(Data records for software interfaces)
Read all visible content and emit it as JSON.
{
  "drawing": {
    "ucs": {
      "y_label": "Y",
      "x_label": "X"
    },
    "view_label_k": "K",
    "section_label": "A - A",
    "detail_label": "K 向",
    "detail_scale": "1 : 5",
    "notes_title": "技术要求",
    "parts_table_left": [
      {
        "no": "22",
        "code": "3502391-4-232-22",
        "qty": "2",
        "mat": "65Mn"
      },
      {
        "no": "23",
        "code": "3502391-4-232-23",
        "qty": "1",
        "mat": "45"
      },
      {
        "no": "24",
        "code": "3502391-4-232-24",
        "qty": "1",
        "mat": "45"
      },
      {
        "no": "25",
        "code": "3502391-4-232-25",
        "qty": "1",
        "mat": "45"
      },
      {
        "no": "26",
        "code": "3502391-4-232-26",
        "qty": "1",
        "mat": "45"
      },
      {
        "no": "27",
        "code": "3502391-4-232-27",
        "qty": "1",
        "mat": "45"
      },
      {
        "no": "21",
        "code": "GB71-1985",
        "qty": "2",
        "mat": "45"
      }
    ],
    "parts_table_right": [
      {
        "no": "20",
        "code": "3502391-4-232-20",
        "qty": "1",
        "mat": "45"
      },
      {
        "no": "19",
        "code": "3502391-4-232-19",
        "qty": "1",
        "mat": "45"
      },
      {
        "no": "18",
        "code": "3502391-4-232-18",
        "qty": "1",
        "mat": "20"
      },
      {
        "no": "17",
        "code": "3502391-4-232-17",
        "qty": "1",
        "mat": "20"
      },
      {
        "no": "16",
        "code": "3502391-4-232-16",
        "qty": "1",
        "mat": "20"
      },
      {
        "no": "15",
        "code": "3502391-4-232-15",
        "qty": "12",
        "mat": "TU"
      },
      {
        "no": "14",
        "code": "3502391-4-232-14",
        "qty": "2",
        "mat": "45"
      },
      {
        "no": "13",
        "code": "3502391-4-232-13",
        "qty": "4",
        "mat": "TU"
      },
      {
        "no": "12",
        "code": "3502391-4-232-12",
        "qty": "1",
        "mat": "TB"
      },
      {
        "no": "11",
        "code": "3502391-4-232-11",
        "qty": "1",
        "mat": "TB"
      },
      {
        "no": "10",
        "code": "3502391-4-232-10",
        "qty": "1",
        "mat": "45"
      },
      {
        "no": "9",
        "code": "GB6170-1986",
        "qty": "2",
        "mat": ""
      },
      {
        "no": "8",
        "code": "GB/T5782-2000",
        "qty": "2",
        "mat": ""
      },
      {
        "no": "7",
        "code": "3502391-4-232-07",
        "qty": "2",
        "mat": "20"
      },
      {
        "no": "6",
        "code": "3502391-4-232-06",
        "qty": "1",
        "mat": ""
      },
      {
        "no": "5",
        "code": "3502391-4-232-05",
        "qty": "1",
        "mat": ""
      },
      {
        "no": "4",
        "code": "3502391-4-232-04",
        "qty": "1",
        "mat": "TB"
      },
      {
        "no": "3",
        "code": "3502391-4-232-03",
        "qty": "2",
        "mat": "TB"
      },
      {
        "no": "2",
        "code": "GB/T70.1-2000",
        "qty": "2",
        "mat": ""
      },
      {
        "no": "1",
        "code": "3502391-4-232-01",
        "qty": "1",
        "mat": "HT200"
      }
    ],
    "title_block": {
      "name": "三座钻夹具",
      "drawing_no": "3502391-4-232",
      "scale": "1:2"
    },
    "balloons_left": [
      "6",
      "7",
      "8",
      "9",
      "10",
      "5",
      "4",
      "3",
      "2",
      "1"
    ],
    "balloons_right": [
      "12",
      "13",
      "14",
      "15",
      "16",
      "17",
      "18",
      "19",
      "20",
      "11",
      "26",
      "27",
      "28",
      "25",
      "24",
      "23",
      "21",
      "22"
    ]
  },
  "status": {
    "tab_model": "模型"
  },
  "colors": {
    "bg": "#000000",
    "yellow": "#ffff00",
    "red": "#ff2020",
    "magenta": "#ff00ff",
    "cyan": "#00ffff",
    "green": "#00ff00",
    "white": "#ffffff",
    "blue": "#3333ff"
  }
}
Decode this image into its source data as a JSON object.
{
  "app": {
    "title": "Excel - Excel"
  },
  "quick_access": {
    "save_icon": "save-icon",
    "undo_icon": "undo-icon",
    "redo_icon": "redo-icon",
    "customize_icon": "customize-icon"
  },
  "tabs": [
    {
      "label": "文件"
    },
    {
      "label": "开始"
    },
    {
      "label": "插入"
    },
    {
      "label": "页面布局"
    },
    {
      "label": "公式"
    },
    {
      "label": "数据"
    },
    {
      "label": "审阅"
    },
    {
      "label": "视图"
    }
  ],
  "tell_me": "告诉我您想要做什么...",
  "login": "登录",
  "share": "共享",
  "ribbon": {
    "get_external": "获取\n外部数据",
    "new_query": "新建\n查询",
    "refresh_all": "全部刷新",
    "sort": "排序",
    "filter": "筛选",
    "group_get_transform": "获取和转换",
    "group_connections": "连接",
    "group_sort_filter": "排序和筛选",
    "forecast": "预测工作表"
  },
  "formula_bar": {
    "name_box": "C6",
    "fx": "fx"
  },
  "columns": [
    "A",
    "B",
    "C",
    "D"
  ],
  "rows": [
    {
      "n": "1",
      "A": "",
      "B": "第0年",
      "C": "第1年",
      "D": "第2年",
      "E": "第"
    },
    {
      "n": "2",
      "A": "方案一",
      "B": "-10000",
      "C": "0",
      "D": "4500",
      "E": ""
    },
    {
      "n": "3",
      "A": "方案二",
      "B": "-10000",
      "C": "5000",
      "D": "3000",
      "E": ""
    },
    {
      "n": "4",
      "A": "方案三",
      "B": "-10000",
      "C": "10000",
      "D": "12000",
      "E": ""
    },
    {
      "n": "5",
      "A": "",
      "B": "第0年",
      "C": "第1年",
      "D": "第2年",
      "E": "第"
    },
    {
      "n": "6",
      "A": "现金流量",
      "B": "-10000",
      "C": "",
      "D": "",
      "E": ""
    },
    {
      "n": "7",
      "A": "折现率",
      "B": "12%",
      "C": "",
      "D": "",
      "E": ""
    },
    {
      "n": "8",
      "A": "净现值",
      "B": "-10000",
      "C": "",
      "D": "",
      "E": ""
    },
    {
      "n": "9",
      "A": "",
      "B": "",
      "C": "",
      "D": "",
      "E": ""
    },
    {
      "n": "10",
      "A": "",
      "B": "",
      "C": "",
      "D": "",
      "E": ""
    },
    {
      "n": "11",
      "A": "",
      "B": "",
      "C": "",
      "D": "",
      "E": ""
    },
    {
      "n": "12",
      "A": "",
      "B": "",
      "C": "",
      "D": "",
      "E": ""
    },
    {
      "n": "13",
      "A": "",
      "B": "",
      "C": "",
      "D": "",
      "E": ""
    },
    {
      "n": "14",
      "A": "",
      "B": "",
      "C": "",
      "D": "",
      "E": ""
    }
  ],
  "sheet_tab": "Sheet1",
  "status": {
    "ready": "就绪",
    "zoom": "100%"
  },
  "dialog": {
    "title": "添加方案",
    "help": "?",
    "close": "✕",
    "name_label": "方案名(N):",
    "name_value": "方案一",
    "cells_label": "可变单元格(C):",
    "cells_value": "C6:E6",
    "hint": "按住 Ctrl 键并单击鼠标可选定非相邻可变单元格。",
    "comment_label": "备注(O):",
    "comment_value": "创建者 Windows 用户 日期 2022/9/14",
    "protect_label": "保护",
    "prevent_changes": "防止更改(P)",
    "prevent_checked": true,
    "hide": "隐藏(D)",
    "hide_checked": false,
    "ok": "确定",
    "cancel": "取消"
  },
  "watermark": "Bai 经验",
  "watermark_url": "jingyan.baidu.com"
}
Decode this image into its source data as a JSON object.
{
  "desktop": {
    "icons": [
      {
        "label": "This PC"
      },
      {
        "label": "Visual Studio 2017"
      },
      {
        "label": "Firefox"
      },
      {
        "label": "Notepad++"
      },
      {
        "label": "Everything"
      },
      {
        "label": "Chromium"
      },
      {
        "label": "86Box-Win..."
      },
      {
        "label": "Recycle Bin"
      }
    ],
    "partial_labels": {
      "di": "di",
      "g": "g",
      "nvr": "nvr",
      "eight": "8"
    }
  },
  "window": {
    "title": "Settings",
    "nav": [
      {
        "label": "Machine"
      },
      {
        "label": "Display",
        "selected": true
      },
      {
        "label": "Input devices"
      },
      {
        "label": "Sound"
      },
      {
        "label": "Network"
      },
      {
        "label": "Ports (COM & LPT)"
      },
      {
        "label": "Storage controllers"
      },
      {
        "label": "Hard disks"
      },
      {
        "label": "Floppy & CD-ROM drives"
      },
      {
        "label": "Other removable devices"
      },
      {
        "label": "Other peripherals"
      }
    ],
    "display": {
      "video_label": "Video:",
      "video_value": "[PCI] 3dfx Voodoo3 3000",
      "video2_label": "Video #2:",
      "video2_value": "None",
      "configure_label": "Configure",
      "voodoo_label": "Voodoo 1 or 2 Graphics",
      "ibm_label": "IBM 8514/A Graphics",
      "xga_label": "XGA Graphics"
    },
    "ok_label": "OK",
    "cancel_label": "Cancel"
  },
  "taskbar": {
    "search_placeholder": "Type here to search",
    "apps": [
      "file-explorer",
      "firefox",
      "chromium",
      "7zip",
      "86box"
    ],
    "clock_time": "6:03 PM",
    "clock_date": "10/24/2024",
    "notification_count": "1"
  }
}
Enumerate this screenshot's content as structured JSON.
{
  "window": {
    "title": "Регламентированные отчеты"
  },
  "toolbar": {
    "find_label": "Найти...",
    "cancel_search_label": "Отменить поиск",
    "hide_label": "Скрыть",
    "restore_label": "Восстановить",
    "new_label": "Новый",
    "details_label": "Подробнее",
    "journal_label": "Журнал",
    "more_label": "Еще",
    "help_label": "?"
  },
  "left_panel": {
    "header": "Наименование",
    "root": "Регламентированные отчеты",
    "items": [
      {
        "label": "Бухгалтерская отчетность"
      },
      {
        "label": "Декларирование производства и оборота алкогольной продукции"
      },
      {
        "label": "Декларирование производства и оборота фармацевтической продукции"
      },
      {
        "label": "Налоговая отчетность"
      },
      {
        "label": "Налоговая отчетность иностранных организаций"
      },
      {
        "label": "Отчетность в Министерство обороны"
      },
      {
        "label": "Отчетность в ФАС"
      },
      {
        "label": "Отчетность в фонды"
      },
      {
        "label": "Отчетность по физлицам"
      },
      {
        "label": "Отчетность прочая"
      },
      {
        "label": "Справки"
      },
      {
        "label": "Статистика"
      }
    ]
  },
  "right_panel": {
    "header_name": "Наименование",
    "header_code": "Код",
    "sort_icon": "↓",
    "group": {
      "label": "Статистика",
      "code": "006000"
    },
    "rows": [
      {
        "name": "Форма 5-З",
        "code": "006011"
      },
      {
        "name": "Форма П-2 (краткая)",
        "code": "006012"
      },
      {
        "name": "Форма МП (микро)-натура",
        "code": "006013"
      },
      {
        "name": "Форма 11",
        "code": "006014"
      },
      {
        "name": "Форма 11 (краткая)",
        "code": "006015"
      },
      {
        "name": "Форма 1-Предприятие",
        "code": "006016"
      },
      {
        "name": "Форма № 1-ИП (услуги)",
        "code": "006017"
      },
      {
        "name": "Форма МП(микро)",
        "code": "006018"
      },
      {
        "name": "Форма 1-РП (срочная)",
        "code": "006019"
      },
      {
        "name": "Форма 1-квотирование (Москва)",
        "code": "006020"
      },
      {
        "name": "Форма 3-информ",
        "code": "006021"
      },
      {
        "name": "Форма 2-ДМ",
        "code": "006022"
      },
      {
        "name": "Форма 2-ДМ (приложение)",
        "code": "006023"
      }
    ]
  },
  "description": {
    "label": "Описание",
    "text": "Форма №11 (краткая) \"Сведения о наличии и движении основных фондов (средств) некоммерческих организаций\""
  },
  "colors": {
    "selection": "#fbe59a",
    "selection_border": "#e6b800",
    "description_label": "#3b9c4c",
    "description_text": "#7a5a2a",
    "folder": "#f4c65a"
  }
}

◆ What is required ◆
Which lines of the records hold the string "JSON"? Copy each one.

◆ Solution to this task ◆
Read all visible content and emit it as JSON.
Decode this image into its source data as a JSON object.
Decode this image into its source data as a JSON object.
Enumerate this screenshot's content as structured JSON.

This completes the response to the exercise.